Genetics & Molecular Biology

Researchers have discovered how severely damaged DNA is transported within a cell and how it is repaired. It's a discovery that could unlock secrets into how cancer operates -- a disease that two in five Canadians will develop in their lifetime.

"Scientists knew that severely injured DNA was taken to specialized 'hospitals' in the cell to be repaired, but the big mystery was how it got there," said Karim Mekhail, a Professor in the  University of Toronto Faculty of Medicine's Department of Laboratory Medicine and Pathobiology. "We've now discovered the DNA 'ambulance' and the road it takes."

Mekhail discovered this DNA ambulance, which is a motor protein complex, by using yeast cells. His research was recently published in Nature Communications.


A biomarker found in the blood of alcohol users is significantly higher in binge drinkers than in those who consume alcohol moderately, according to a study by researchers at the University of Illinois at Chicago. The biomarker, called phosphatidylethanol (PEth), could be used to screen young adults for harmful or heavy drinking such as binge drinking.
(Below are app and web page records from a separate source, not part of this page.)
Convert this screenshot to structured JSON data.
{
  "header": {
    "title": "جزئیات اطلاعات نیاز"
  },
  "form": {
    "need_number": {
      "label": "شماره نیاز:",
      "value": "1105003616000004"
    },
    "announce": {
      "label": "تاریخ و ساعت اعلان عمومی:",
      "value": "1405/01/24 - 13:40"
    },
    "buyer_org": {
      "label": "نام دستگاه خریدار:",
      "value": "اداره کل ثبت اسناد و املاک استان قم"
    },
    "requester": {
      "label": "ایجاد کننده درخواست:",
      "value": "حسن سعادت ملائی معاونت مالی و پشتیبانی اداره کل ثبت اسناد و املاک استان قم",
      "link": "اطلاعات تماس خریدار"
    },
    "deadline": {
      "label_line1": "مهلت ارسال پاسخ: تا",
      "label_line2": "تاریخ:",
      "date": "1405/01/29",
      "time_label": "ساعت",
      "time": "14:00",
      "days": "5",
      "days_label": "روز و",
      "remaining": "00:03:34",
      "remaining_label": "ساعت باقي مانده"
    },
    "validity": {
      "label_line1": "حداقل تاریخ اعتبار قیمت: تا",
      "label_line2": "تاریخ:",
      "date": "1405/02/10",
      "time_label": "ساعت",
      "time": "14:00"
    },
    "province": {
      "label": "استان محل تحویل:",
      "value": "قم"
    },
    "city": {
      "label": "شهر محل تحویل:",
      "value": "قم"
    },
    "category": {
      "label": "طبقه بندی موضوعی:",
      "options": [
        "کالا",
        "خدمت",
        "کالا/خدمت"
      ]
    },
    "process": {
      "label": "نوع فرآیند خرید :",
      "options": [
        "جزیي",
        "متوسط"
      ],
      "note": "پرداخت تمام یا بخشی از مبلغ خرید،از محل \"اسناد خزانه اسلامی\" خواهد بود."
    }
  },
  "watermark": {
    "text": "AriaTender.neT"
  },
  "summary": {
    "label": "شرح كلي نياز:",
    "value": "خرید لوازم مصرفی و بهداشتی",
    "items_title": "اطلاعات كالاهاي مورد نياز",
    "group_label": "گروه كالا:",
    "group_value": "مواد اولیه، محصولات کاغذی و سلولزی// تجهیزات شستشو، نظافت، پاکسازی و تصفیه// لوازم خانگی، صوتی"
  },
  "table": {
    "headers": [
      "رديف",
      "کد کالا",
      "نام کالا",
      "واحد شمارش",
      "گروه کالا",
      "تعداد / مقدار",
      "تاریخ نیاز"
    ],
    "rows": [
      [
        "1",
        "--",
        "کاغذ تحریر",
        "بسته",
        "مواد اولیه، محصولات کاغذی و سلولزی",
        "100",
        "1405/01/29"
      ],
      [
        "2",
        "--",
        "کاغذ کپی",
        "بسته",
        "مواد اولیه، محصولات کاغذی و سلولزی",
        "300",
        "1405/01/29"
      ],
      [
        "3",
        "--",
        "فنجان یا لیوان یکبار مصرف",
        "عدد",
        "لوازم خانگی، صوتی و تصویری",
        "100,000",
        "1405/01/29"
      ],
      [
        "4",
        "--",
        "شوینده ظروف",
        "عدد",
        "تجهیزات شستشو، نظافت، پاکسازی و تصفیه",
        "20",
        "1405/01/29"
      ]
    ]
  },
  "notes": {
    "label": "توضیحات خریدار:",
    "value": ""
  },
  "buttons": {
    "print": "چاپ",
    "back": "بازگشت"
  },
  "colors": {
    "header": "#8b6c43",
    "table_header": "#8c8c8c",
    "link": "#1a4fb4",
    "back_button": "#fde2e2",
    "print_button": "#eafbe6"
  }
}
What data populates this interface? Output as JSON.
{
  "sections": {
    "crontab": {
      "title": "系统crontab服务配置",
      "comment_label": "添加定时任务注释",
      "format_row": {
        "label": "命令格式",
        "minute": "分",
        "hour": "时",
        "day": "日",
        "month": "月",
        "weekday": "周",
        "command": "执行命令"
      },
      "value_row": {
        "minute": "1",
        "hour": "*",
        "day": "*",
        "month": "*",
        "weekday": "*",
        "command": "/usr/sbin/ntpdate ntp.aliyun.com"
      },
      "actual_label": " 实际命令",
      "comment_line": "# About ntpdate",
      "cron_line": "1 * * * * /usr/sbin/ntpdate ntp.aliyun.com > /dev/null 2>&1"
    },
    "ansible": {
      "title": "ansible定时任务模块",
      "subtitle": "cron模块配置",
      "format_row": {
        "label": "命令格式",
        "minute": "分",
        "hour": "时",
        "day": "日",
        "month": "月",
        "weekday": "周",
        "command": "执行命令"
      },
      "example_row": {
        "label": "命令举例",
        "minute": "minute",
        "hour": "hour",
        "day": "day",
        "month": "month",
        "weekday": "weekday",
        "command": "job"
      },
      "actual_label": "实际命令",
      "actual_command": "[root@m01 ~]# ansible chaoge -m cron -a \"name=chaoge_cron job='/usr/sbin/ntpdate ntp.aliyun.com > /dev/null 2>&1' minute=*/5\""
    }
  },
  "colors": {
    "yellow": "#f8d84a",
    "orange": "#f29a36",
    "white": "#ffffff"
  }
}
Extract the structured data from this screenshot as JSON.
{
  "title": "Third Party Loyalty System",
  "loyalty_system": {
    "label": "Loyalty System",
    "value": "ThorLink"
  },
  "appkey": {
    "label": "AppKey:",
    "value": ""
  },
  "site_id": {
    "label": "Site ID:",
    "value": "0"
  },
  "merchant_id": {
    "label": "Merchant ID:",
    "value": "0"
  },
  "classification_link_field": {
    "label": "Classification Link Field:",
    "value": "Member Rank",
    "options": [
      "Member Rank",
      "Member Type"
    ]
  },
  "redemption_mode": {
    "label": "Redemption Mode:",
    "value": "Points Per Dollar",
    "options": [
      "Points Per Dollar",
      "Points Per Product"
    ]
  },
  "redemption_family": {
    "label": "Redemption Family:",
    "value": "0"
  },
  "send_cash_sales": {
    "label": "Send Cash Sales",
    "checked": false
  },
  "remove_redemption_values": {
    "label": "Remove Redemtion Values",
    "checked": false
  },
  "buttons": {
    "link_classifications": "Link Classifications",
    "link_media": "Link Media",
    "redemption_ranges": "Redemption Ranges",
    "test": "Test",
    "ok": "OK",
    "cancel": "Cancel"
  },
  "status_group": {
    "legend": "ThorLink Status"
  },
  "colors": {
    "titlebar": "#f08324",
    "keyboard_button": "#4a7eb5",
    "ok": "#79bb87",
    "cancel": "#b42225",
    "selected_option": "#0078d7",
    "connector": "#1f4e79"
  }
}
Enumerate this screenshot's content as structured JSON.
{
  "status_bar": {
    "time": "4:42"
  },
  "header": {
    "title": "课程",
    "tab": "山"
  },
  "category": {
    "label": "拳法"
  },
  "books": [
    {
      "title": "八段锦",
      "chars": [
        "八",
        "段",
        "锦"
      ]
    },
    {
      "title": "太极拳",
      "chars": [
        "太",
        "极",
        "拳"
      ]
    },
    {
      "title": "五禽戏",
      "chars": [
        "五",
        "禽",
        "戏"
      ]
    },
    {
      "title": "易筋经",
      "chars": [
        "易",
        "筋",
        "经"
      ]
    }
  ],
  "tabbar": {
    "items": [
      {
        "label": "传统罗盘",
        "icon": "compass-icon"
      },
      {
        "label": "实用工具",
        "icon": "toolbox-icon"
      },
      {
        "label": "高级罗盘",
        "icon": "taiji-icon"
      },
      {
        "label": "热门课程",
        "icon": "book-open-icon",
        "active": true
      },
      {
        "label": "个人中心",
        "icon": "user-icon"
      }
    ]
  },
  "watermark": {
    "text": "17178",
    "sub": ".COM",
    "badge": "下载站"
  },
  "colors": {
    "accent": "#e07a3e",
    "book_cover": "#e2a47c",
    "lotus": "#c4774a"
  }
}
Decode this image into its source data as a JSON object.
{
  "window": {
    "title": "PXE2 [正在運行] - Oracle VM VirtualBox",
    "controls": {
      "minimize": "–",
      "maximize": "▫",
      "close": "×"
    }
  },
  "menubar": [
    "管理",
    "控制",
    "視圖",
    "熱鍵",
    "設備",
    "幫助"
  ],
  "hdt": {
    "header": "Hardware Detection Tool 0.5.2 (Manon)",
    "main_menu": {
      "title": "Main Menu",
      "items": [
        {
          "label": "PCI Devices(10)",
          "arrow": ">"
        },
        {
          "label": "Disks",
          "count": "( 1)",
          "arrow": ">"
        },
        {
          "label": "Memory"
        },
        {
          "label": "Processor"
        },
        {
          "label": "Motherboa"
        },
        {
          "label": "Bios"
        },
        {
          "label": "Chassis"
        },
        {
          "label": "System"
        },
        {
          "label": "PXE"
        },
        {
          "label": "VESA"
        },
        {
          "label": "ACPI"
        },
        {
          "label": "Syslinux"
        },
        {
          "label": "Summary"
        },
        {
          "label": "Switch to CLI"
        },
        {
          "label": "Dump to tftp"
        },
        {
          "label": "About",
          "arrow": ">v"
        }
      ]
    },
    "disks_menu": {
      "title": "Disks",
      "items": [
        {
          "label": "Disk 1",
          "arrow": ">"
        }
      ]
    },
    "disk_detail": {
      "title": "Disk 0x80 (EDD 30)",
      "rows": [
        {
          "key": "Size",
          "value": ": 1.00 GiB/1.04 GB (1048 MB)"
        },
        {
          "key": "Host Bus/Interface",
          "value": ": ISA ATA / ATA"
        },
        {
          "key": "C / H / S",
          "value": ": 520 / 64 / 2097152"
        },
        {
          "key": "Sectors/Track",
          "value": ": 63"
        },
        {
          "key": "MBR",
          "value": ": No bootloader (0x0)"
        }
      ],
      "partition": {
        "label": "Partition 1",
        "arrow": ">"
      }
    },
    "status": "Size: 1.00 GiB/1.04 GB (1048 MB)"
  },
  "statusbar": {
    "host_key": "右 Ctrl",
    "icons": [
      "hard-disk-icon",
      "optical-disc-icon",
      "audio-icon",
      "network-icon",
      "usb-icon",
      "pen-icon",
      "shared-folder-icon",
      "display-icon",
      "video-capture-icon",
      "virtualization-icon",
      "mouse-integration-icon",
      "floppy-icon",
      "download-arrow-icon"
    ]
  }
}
Having performed extensive research on alcohol and its effects on health throughout her career, Mariann Piano, professor and head of the department of biobehavioral health science in the UIC College of Nursing, knew PEth is a biomarker associated with alcohol consumption, but it had never been measured in young adults.


Are you really what your mother ate, drank or got stressed about? The simple answer is “no”, but not in the way you think.

We are products of nature via nurture. Our genes and environments interact. And “environment” can be what we are experiencing now or at any time during our life.

An overwhelming body of evidence, from both humans and other animals, has shown that the environment we experience in the first 1,000 days of life influences our risk of chronic diseases: conditions such as heart disease, diabetes, psychiatric disorders and some cancers.

A new study suggests that a single set of genes affects a person's perception of sweet taste, regardless of whether the sweetener is a natural sugar or a non-caloric sugar substitute.


Johanna Olson, MD, and her colleagues at Children’s Hospital Los Angeles, provide care for the largest number of transgendered youth in the U.S. and have enrolled 101 patients in a prospective observational study to determine the safety and efficacy of treatment that helps patients bring their bodies into closer alignment with their chosen gender. 

Baseline characteristics of these individuals were published on July 21 in the Journal of Adolescent Health and include a significant finding: transgendered individuals have sex hormone levels consistent with the gender they were born with.

“We’ve now put to rest the residual belief that transgender experience is a result of a hormone imbalance,” says Olson. “It’s not.”


Researchers have identified a genetic mutation associated with the appearance of premature aging and severe loss of body fat in children.

Researchers at the Translational Genomics Research Institute (TGen) Center for Rare Childhood Disorders found that the appearance of premature aging, a neonatal form of Progeroid syndrome, in a 3-year-old girl was caused by a mutation in the gene CAV1, according to a study published in PLOS ONE. 


The human organism contains hundreds of distinct cell types that often differ from their neighbors in shape and function. To acquire and maintain its characteristic features, each cell type must express a unique subset of genes. Neurons, the functional units of our brain, develop through differentiation of neuronal precursors, a process that depends on coordinated activation of hundreds and possibly thousands of neuron-specific genes.
According to the World Health Organization, clinical depression carries the second heaviest burden of disability among all medical conditions worldwide (around 350 million people) and accounts for more than 8 percent of all U.S. years lived with disability. 

The findings of a recent study could potentially lead to new ways to predict risk for depression and treatments for the disease, using genome-wide association studies. 
A group of scientists at SISSA have proposed a quick alternative for predicting the internal dynamics of RNA molecules (how the different parts move in relation to each other). Their simple solution, which uses beads and springs, provides similar results to other, more complex and expensive techniques for analyzing molecules that are currently in use. 

Collectively, diseases of the airways such as emphysema, bronchitis, asthma, and cystic fibrosis are the second leading cause of death worldwide.

More than 35 million Americans alone suffer from chronic respiratory disease. Weizmann Institute of Science researchers have now proposed a new direction that could, in the future, lead to the development of a method for alleviating some of the suffering of these patients. The study’s findings show how it might be possible to use embryonic stem cells to repair damaged lung tissue.